Cancer is a complex disease. It is vital to cross-reference the opinions of professionals in the various care and research disciplines (oncologists, biologists, geneticists, anatomopathologists and radiologists, etc.) in order to gain the most comprehensive overview and offer each patient the best therapeutic option or direct them towards an appropriate clinical trial. The aim of the "DATA SCIENCE" programme is to draw on a large volume of data relating to the diagnosis and management of previously treated patients to facilitate comparison. The creation of a Data Analysis Centre will generate the ‘twin patient’ concept, leading to the creation of a digital avatar of each patient in a bid to direct patients to optimum treatment from diagnosis onwards.
The "DATA SCIENCE" medical-scientific programme was developed as part of Gustave Roussy's institutional strategic plan by Marc Deloger and Sergey Nikolaev, research scientists in bioinformatics. It is based on an entirely dedicated infrastructure comprising the Data Analysis Centre and a new approach to research and care based on previous experience in order to better understand and treat patients both now and in the future.

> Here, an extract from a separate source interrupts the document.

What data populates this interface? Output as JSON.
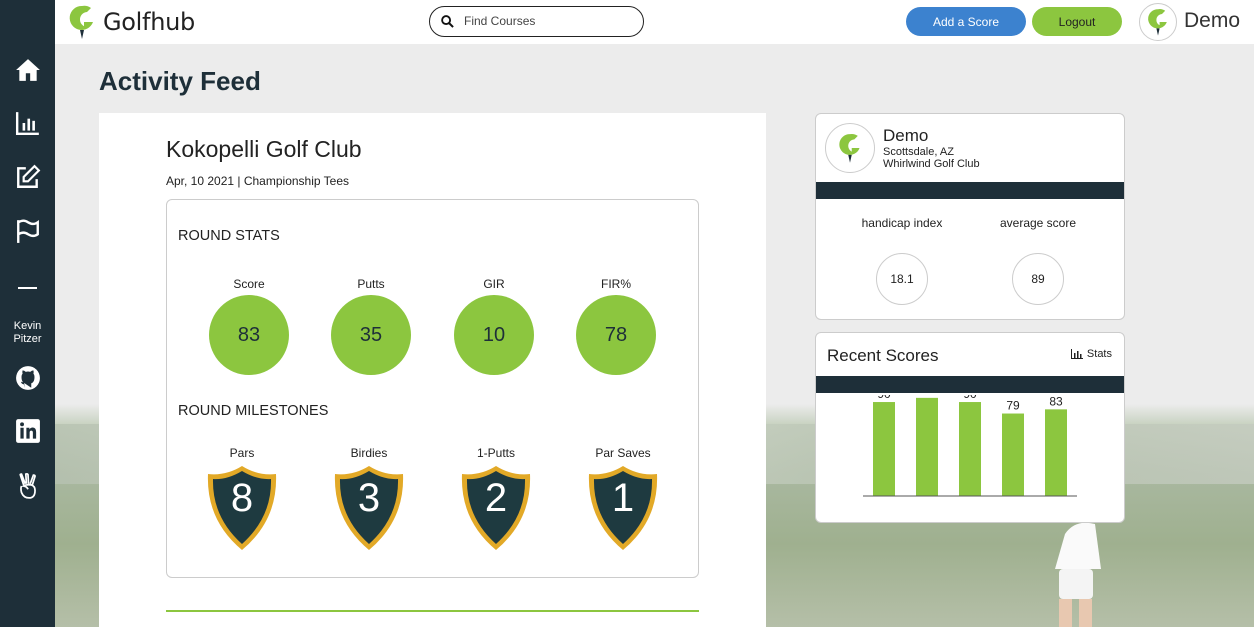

To create a unique cancer data pool
Each year, nearly 50,000 patients attend the Institute for a consultation. This generates a vast amount of information that needs to be centralised and organised in order to create a database/knowledge base that is useful for research and scientifically acclaimed at international level. "DATA SCIENCE" aims to make the data readily accessible to researchers and clinicians in the interests of conducting research.

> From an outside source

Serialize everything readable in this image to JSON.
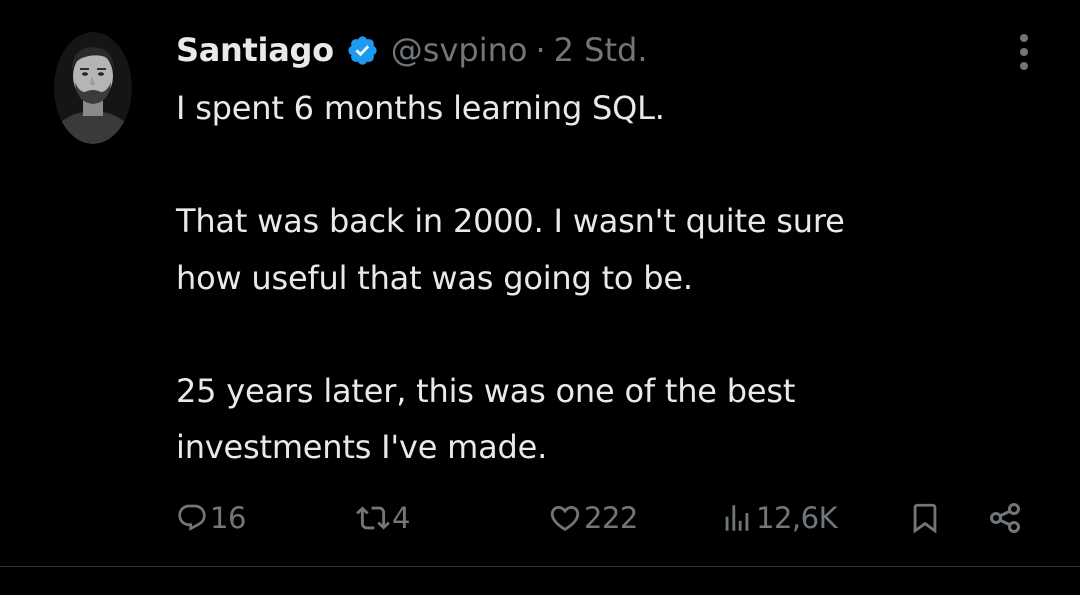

In order to meet this challenge, "DATA SCIENCE" has been structured around the Data Analysis Centre, which is responsible for extracting, preparing, using and enhancing all of the data generated to date (blood tests, genetic sequencing, anatomopathology slides, MRI images, scans, medical or administrative reports, etc.), particularly in the context of patient cohorts participating in clinical trials (adults, paediatrics and personalised medicine). The multidisciplinary team is working on structuring and developing all the data and knowledge accumulated at the Institute over the last 20 years in a bid to create a catalogue of data useful to research scientists and clinicians alike.
To become the reference centre for analysing oncology data via the Data Analysis Centre

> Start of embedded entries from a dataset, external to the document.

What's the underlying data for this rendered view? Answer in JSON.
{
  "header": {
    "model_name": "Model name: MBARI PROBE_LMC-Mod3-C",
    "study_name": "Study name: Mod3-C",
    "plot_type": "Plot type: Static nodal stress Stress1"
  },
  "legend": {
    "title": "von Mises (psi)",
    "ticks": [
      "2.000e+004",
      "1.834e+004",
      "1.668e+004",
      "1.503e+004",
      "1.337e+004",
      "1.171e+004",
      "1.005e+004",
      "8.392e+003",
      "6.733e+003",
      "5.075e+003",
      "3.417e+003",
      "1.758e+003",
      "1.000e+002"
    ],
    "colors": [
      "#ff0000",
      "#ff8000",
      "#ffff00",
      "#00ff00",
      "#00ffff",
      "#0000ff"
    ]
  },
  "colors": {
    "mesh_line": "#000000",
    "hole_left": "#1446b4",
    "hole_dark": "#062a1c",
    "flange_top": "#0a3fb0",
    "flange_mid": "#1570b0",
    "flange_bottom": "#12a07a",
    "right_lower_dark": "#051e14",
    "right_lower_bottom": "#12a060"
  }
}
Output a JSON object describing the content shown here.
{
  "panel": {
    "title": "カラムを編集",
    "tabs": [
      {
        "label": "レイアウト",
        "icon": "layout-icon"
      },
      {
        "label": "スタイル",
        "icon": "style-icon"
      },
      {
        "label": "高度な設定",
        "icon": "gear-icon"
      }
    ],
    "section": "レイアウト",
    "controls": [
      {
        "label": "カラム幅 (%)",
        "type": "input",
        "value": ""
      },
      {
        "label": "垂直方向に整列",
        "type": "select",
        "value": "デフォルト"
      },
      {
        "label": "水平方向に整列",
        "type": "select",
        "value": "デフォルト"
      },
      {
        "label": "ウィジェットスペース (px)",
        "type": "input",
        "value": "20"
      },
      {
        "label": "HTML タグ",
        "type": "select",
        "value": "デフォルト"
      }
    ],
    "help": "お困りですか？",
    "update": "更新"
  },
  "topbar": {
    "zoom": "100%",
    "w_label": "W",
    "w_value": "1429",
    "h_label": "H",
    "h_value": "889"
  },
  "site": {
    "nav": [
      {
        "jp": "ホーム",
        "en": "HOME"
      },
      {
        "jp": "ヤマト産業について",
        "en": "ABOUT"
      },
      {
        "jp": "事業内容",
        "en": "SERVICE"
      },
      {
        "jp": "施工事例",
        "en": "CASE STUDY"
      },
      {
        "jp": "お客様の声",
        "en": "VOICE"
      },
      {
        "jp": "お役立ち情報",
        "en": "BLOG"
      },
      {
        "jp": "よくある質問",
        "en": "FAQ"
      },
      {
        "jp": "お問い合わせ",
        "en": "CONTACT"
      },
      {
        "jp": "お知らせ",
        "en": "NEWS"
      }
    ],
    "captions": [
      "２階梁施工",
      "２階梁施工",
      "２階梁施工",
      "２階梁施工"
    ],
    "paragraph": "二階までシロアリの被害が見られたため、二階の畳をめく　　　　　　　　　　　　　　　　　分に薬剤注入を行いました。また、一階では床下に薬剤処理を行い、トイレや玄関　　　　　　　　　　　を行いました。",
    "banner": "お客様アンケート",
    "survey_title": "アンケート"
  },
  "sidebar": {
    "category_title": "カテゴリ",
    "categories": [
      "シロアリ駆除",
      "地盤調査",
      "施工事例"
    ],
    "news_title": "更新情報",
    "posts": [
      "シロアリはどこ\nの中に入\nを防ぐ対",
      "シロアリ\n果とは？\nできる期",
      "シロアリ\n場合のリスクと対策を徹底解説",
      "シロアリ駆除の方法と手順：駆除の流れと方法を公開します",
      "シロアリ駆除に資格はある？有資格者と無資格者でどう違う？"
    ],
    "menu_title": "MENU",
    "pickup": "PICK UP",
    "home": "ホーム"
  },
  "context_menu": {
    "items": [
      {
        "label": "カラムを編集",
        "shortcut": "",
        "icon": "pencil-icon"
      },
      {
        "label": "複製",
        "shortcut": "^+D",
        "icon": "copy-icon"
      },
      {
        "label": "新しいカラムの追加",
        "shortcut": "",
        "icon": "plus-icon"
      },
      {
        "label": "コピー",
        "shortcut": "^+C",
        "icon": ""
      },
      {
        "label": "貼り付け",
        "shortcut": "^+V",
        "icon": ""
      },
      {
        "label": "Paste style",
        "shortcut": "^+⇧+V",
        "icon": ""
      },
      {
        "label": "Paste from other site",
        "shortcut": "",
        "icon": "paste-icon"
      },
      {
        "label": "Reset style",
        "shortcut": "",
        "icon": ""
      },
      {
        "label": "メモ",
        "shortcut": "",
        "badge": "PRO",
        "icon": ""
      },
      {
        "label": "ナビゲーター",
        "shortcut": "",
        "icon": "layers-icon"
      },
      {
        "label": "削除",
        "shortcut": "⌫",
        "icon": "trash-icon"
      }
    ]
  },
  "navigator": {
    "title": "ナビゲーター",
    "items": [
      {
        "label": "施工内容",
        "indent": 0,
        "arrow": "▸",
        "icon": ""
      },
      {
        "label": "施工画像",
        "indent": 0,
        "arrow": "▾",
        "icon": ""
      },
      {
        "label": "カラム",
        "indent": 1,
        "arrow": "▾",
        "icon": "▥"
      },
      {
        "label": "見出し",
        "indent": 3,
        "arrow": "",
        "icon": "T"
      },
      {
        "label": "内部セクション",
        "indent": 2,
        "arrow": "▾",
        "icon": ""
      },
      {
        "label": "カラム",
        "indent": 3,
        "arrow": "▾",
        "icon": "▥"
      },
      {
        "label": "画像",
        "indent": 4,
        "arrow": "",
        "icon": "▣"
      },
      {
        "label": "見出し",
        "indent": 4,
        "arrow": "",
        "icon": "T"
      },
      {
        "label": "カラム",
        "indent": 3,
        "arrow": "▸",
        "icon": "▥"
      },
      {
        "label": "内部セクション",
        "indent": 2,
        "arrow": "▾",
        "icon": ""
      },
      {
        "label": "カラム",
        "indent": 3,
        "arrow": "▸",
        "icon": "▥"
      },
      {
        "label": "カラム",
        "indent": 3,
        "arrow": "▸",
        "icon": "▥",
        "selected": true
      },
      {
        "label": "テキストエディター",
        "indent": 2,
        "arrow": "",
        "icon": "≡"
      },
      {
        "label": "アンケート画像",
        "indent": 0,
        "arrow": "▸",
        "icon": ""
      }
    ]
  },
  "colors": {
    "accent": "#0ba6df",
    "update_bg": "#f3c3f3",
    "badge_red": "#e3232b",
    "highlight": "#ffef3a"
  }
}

The creation of this catalogue allows information to be shared, increases collaboration and training, and contributes to the creation of an IT bubble to guarantee the security and traceability of data flows in line with French and European legal requirements.
Advances in the treatment and diagnosis of cancer as well as the development of innovative disciplines such as artificial intelligence and the application of machine learning and deep learning methods, bioinformatics and applied mathematics are key assets that will make this project a resounding success, overlapping all of the medical-scientific programmes implemented at Gustave Roussy. The programme should highlight new specific biomarkers or predictive factors for treatment efficacy, in the patient’s best interest.
From twin patient to the creation of a digital patient avatar
This catalogue of data will introduce the "twin patient" concept. This involves searching for patients with the same genomic, radiological, pathological and clinical characteristics. Treatment for today’s patients can be improved by observing the outcomes of previous patients. This will facilitate the selection of optimum therapeutic strategies from diagnosis onwards.
Research scientists can use this database to integrate all of the data needed to create a digital avatar of each patient. Studying the avatar and comparing it to a twin patient will determine the potential clinical course of a patient’s disease. This approach is particularly effective in the management of rare diseases or anomalies. The aim is to create several cancer patient digital twins to compare them with other identical cases. Gustave Roussy will be able to draw on the expertise of international research scientists in order to develop this strategy. Three initial projects are already underway:
- The first, led by Elsa Bernard, seeks to understand how tumour heterogeneity influences the fate of digital twins. The aim is to develop a digital tumour heterogeneity test for each patient. This tool should guide clinicians towards the most effective treatment.
- The project led by Sergey Nikolaev identifies the drivers of cancer progression in a digital format using complex bioinformatics methods.
- The last project seeks to identify the immune environment of the tumour in a digital format in order to recognise the mechanisms used by tumour cells to better evade the immune system and thus promote their development.
The creation of digital cancer cohorts of patients with the same tumour heterogeneity, cancer drivers and immunological environment will be a valuable resource providing oncologists with new information and ensuring better patient management.